The blue waters of this spectacular river and the presence of glittering coat of a shy and elusive Corbett tiger trespassing the divine landscape always made me skip a few heartbeats. Years passed by and then emerged a tigress from this river as a goddess and with the attitude of a bold mermaid who loved the rich blues of the Ramganga. She became a showstopper and for the first time Corbett was known because of a tiger called Paro. Having followed the stories of various tiger families across tiger habitats of India I always waited for an opportunity to observe a tiger family that ruled the rivers of Corbett. I anxiously waited for her future generations as I was curious to see a river denizen raising her young in the dramatic yet challenging terrain.
Over the past many years I followed various tiger families in various tiger habitats of India. As Paro walked out with her tiny borns dangling in her mouth last summer, I was geared to document a special story I had been waiting to work on for over a decade. A perfect character and the perfect family in some grand backdrops. The monsoons swept away half of her motherly aspirations and she was left with one male cub – the chosen one.
A little prince did not hesitate to take the first bold steps in a river rubbing shoulders with her mother. His antics made him a heartthrob as he braved the winters, climbed tree stumps and exhaled breaths of gold in the misty golden mornings of the Ramganga. He was always a little slow in catching up with her mother. But eventually he did make it every time.
However the night of May 27th was tough for our entire team as we knew the young prince had strayed a little too far and he was in danger. It was a night when a grieving mother battled an intruder and her cries echoed in the vast grasslands she owns. It was a night where we waited every minute for the sun to throw the slightest of light on a small water puddle which was the last refuge for a Prince who dreamt of ruling the river.
RIP “The Little Prince of Par” …

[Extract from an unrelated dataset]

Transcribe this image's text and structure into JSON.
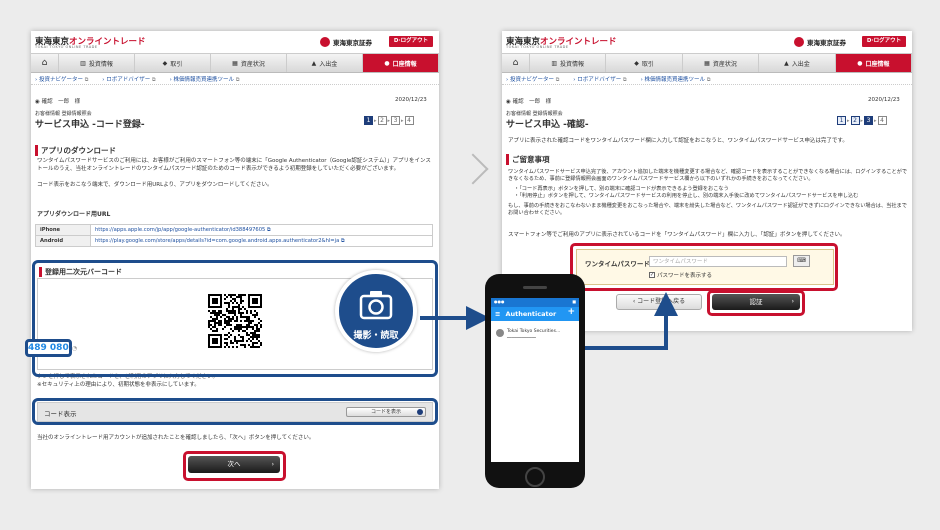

Your tales will be embedded in the soul of the rivers which have been your playground in the past one year. I pray for your the future generations of stripes who will continue to rule the rivers like you aspired to in the years to come.